*** Opening of INFORMATION SHOWN ***
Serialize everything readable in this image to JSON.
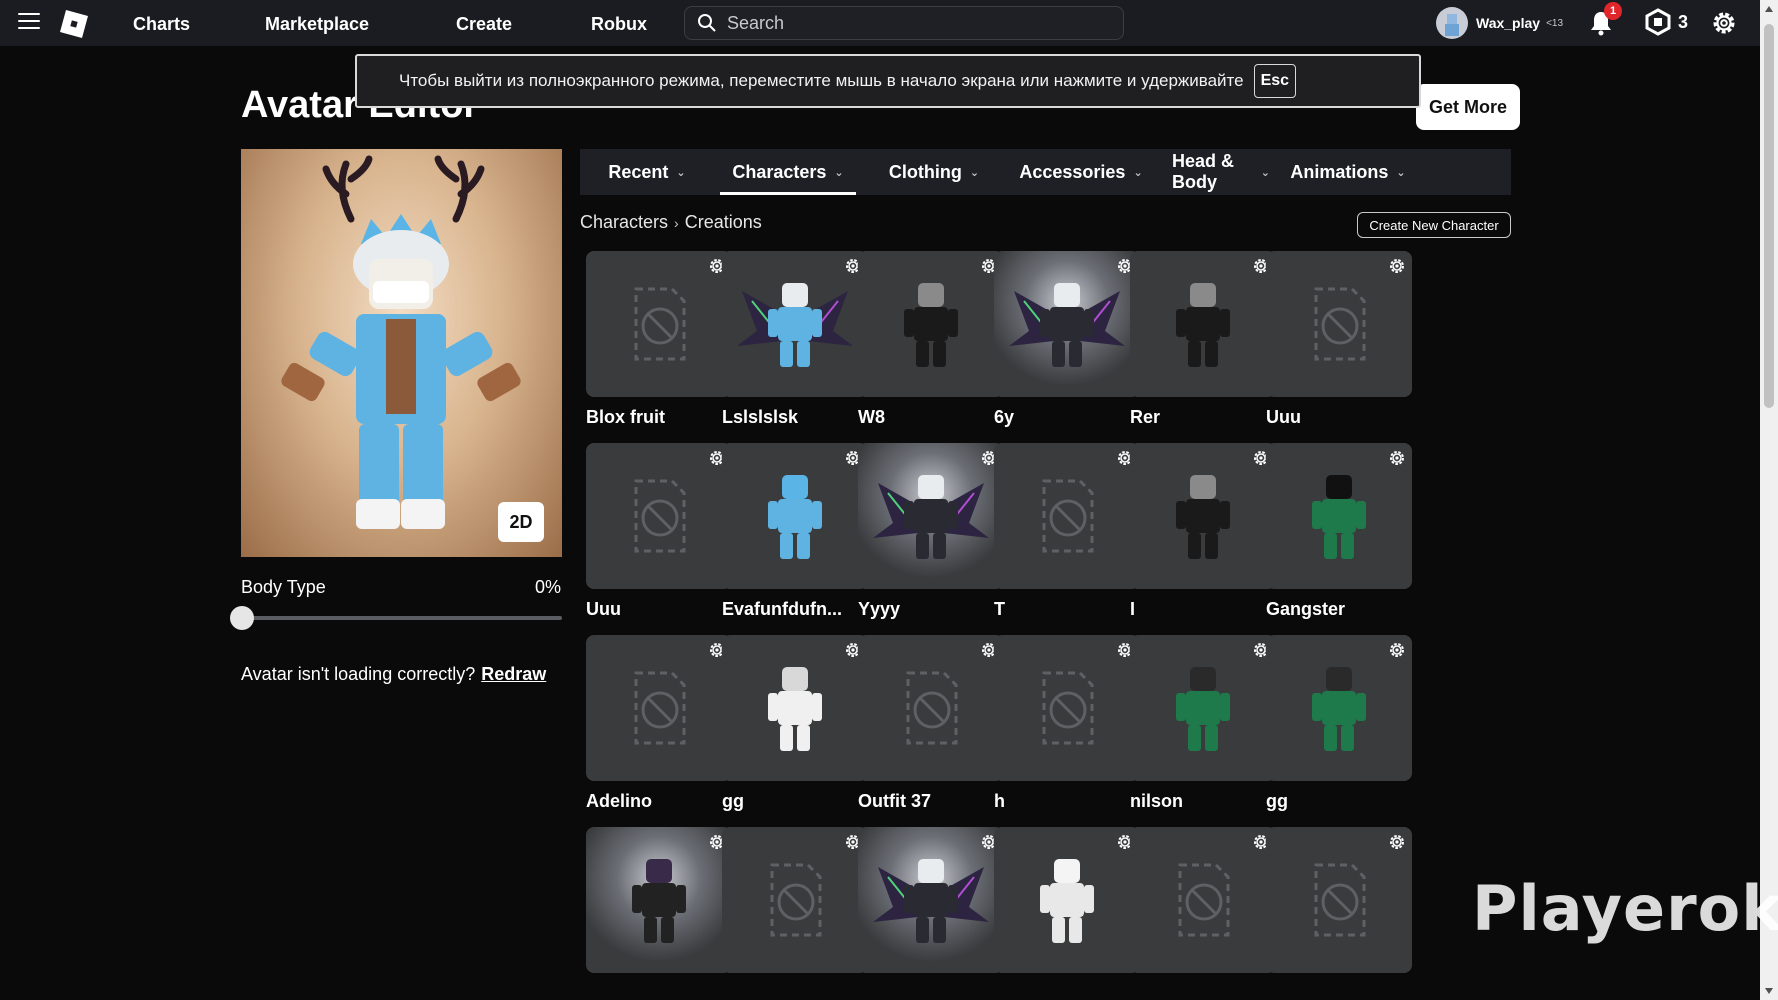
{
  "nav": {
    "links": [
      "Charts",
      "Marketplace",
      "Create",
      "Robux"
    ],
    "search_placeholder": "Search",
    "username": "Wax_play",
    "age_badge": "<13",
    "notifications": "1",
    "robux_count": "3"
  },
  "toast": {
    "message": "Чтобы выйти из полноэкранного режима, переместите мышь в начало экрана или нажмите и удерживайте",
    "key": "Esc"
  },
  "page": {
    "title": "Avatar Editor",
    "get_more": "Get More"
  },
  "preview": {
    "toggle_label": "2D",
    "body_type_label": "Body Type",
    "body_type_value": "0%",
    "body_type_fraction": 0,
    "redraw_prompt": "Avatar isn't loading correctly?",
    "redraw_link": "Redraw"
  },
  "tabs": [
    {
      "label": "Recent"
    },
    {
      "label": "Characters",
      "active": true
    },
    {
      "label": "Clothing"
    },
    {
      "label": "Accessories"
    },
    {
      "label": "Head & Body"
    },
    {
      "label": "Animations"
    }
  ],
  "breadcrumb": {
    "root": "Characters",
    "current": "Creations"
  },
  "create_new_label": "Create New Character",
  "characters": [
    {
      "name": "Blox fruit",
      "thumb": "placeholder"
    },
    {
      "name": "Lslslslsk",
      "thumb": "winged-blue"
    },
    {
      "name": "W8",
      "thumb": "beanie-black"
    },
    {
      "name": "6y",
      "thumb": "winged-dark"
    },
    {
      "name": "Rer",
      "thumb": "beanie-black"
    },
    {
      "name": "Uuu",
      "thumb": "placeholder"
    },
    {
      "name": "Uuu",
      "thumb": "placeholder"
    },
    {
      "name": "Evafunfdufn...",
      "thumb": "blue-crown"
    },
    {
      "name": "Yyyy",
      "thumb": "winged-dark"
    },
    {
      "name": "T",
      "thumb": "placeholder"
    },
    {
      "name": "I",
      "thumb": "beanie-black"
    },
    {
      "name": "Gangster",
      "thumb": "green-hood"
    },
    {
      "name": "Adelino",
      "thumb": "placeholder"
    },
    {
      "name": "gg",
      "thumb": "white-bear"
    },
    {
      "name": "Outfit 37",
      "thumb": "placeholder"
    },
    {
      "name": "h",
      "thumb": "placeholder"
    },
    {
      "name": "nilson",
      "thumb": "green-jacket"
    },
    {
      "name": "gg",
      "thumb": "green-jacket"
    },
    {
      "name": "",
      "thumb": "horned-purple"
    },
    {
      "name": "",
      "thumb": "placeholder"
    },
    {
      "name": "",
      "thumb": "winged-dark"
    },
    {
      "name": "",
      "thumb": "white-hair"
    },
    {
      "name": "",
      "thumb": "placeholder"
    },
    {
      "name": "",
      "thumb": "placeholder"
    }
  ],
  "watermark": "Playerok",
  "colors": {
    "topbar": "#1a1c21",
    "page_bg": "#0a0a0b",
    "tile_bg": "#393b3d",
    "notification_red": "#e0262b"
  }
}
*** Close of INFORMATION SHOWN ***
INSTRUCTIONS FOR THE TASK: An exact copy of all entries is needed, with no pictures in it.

COMPLETED EXERCISE:
Serialize everything readable in this image to JSON.
{
  "nav": {
    "links": [
      "Charts",
      "Marketplace",
      "Create",
      "Robux"
    ],
    "search_placeholder": "Search",
    "username": "Wax_play",
    "age_badge": "<13",
    "notifications": "1",
    "robux_count": "3"
  },
  "toast": {
    "message": "Чтобы выйти из полноэкранного режима, переместите мышь в начало экрана или нажмите и удерживайте",
    "key": "Esc"
  },
  "page": {
    "title": "Avatar Editor",
    "get_more": "Get More"
  },
  "preview": {
    "toggle_label": "2D",
    "body_type_label": "Body Type",
    "body_type_value": "0%",
    "body_type_fraction": 0,
    "redraw_prompt": "Avatar isn't loading correctly?",
    "redraw_link": "Redraw"
  },
  "tabs": [
    {
      "label": "Recent"
    },
    {
      "label": "Characters",
      "active": true
    },
    {
      "label": "Clothing"
    },
    {
      "label": "Accessories"
    },
    {
      "label": "Head & Body"
    },
    {
      "label": "Animations"
    }
  ],
  "breadcrumb": {
    "root": "Characters",
    "current": "Creations"
  },
  "create_new_label": "Create New Character",
  "characters": [
    {
      "name": "Blox fruit",
      "thumb": "placeholder"
    },
    {
      "name": "Lslslslsk",
      "thumb": "winged-blue"
    },
    {
      "name": "W8",
      "thumb": "beanie-black"
    },
    {
      "name": "6y",
      "thumb": "winged-dark"
    },
    {
      "name": "Rer",
      "thumb": "beanie-black"
    },
    {
      "name": "Uuu",
      "thumb": "placeholder"
    },
    {
      "name": "Uuu",
      "thumb": "placeholder"
    },
    {
      "name": "Evafunfdufn...",
      "thumb": "blue-crown"
    },
    {
      "name": "Yyyy",
      "thumb": "winged-dark"
    },
    {
      "name": "T",
      "thumb": "placeholder"
    },
    {
      "name": "I",
      "thumb": "beanie-black"
    },
    {
      "name": "Gangster",
      "thumb": "green-hood"
    },
    {
      "name": "Adelino",
      "thumb": "placeholder"
    },
    {
      "name": "gg",
      "thumb": "white-bear"
    },
    {
      "name": "Outfit 37",
      "thumb": "placeholder"
    },
    {
      "name": "h",
      "thumb": "placeholder"
    },
    {
      "name": "nilson",
      "thumb": "green-jacket"
    },
    {
      "name": "gg",
      "thumb": "green-jacket"
    },
    {
      "name": "",
      "thumb": "horned-purple"
    },
    {
      "name": "",
      "thumb": "placeholder"
    },
    {
      "name": "",
      "thumb": "winged-dark"
    },
    {
      "name": "",
      "thumb": "white-hair"
    },
    {
      "name": "",
      "thumb": "placeholder"
    },
    {
      "name": "",
      "thumb": "placeholder"
    }
  ],
  "watermark": "Playerok",
  "colors": {
    "topbar": "#1a1c21",
    "page_bg": "#0a0a0b",
    "tile_bg": "#393b3d",
    "notification_red": "#e0262b"
  }
}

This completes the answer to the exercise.